# Complex Numbers

GeoGebra does not support complex numbers directly, but you may use points to simulate operations with complex numbers.

**Example:**If you enter the complex number 3 + 4ί into the Input Bar, you get the point (3, 4) in the Graphics View. This point’s coordinates are shown as 3 + 4ί in the Algebra View.

**Note:**You can display any point as a complex number in the

*Algebra View*. Open the Properties Dialog for the point and select

*Complex Number*from the list of Coordinates formats on tab

*Algebra*.

The imaginary unit ί can be chosen from the symbol box in the Input Bar or written using Alt + i. Unless you are typing the input in CAS View or you defined variable i previously, variable i is recognized as the ordered pair i = (0, 1) or the complex number 0 + 1ί. This also means, that you can use this variable i in order to type complex numbers into the *Input Bar* (e.g. q = 3 + 4i), but not in the CAS.

**Examples:**Addition and subtraction:

`(2 + 1ί) + (1 – 2ί)`

gives you the complex number 3 – 1ί.`(2 + 1ί) - (1 – 2ί)`

gives you the complex number 1 + 3ί.

**Examples:**Multiplication and division:

`(2 + 1ί) * (1 – 2ί)`

gives you the complex number 4 – 3ί.`(2 + 1ί) / (1 – 2ί)`

gives you the complex number 0 + 1ί.

**Note:**The usual multiplication

`(2, 1)*(1, -2)`

gives you the scalar product of the two vectors.

The following commands and predefined operators can also be used:

`x(w)`

or`real(w)`

return the real part of the complex number*w*`y(w)`

or`imaginary(w)`

return the imaginary part of the complex number*w*`abs(w)`

or`Length[w]`

return the absolute value of the complex number*w*`arg(w)`

or`Angle[w]`

return the argument of the complex number*w*

**Note:**arg(w) is a number between -180° and 180°, while Angle[w] returns values between 0° and 360°.

`conjugate(w)`

or`Reflect[w,xAxis]`

return the conjugate of the complex number*w*

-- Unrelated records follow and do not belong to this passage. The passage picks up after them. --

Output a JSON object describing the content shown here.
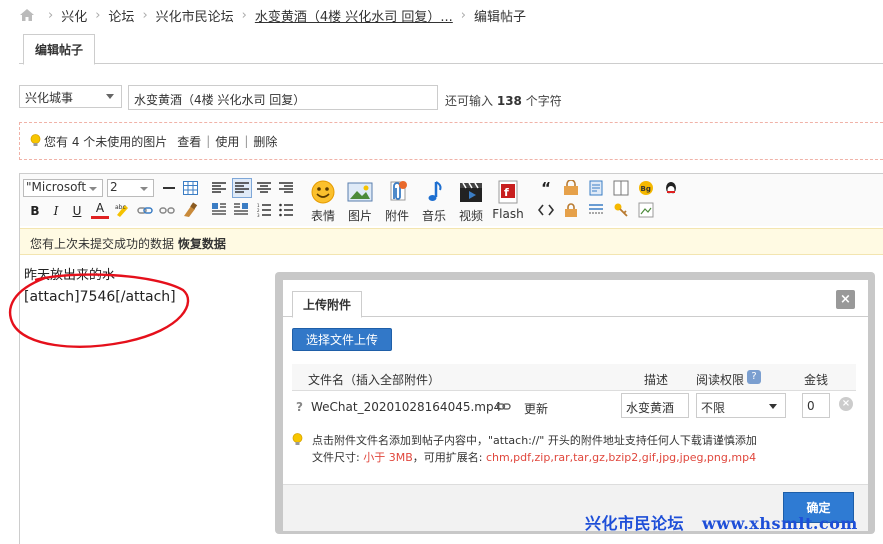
{
  "breadcrumb": {
    "items": [
      "兴化",
      "论坛",
      "兴化市民论坛",
      "水变黄酒（4楼 兴化水司 回复）...",
      "编辑帖子"
    ]
  },
  "tab": {
    "label": "编辑帖子"
  },
  "form": {
    "category_value": "兴化城事",
    "subject_value": "水变黄酒（4楼 兴化水司 回复）",
    "remaining_prefix": "还可输入",
    "remaining_count": "138",
    "remaining_suffix": "个字符"
  },
  "image_bar": {
    "text": "您有 4 个未使用的图片",
    "view": "查看",
    "use": "使用",
    "delete": "删除"
  },
  "toolbar": {
    "font_family": "\"Microsoft",
    "font_size": "2",
    "big_buttons": [
      "表情",
      "图片",
      "附件",
      "音乐",
      "视频",
      "Flash"
    ],
    "bold": "B",
    "italic": "I",
    "underline": "U",
    "color": "A"
  },
  "notice": {
    "text": "您有上次未提交成功的数据",
    "restore": "恢复数据"
  },
  "content": {
    "line1": "昨天放出来的水",
    "line2": "[attach]7546[/attach]"
  },
  "dialog": {
    "tab": "上传附件",
    "upload_button": "选择文件上传",
    "headers": {
      "filename": "文件名（插入全部附件）",
      "desc": "描述",
      "permission": "阅读权限",
      "price": "金钱"
    },
    "row": {
      "qmark": "?",
      "filename": "WeChat_20201028164045.mp4",
      "update": "更新",
      "desc_value": "水变黄酒",
      "permission_value": "不限",
      "price_value": "0"
    },
    "tips": {
      "line1": "点击附件文件名添加到帖子内容中，\"attach://\" 开头的附件地址支持任何人下载请谨慎添加",
      "line2_prefix": "文件尺寸: ",
      "size_limit": "小于 3MB",
      "line2_mid": "，可用扩展名: ",
      "extensions": "chm,pdf,zip,rar,tar,gz,bzip2,gif,jpg,jpeg,png,mp4"
    },
    "ok_button": "确定",
    "close_symbol": "×"
  },
  "watermark": {
    "text": "兴化市民论坛",
    "url": "www.xhsmlt.com"
  },
  "colors": {
    "accent": "#3278c8",
    "annotation_red": "#e5101b",
    "watermark": "#1e4fd8"
  }
}
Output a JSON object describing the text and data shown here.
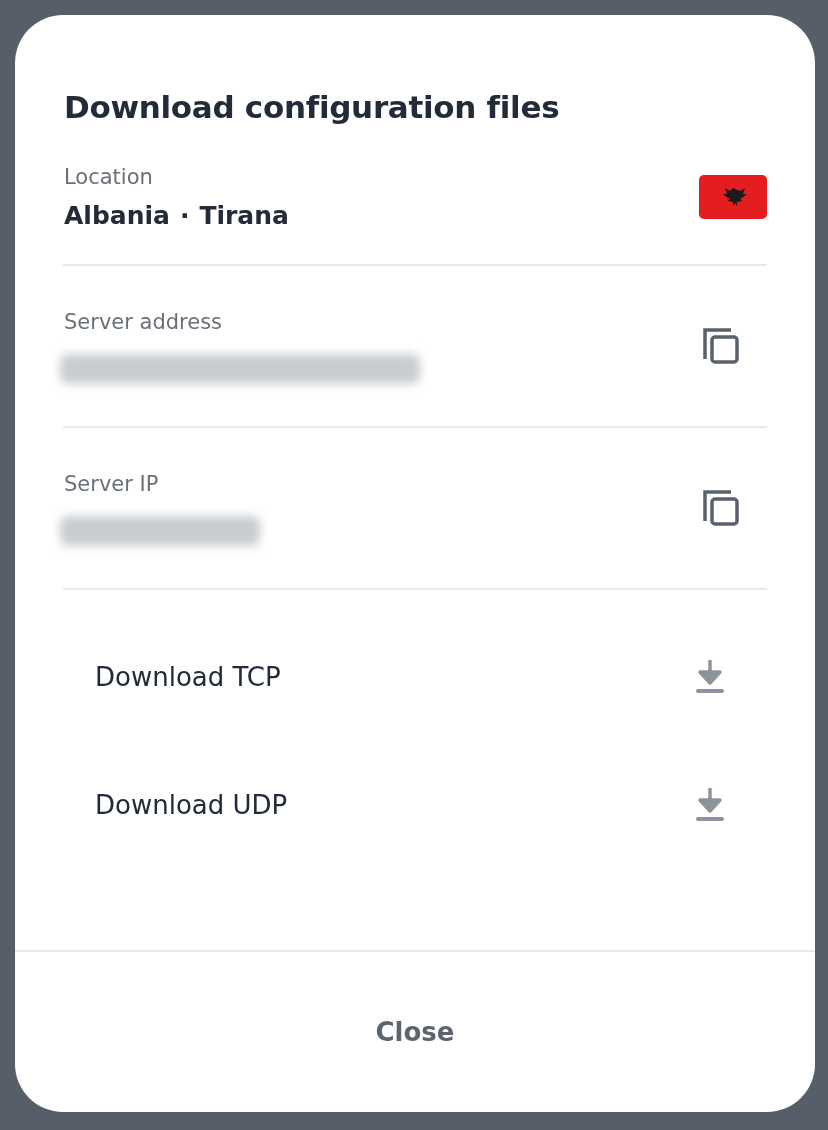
{
  "dialog": {
    "title": "Download configuration files",
    "location": {
      "label": "Location",
      "country": "Albania",
      "separator": "·",
      "city": "Tirana"
    },
    "fields": [
      {
        "label": "Server address"
      },
      {
        "label": "Server IP"
      }
    ],
    "downloads": [
      {
        "label": "Download TCP"
      },
      {
        "label": "Download UDP"
      }
    ],
    "close_button": "Close"
  }
}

GeoGebra also recognizes expressions involving real and complex numbers.

**Examples:**

`3 + (4 + 5ί)`

gives you the complex number 7 + 5ί.`3 - (4 + 5ί)`

gives you the complex number -1 - 5ί.`3 / (0 + 1ί)`

gives you the complex number 0 - 3ί.`3 * (1 + 2ί)`

gives you the complex number 3 + 6ί.

## Comments

## Workaround: IsComplex[][edit | edit source]

Sometimes you may want to check if a number is treated as complex number in GeoGebra, as function such as `x()`

and `y()`

do not work with real numbers. As there is no such command as `IsComplex`

you currently have to employ a small trick to check if the number `a`

is complex: `complex = IsDefined[sqrt(a) + sqrt(-a)] ∧ (a ≠ 0)`

.

**Note:**Complex with imaginary part 0, like

`a = 2 + 0i`

, also pass this test. If you just want to check if the imaginary part of a complex number `a`

is not 0 you can use `y(a) != 0`

.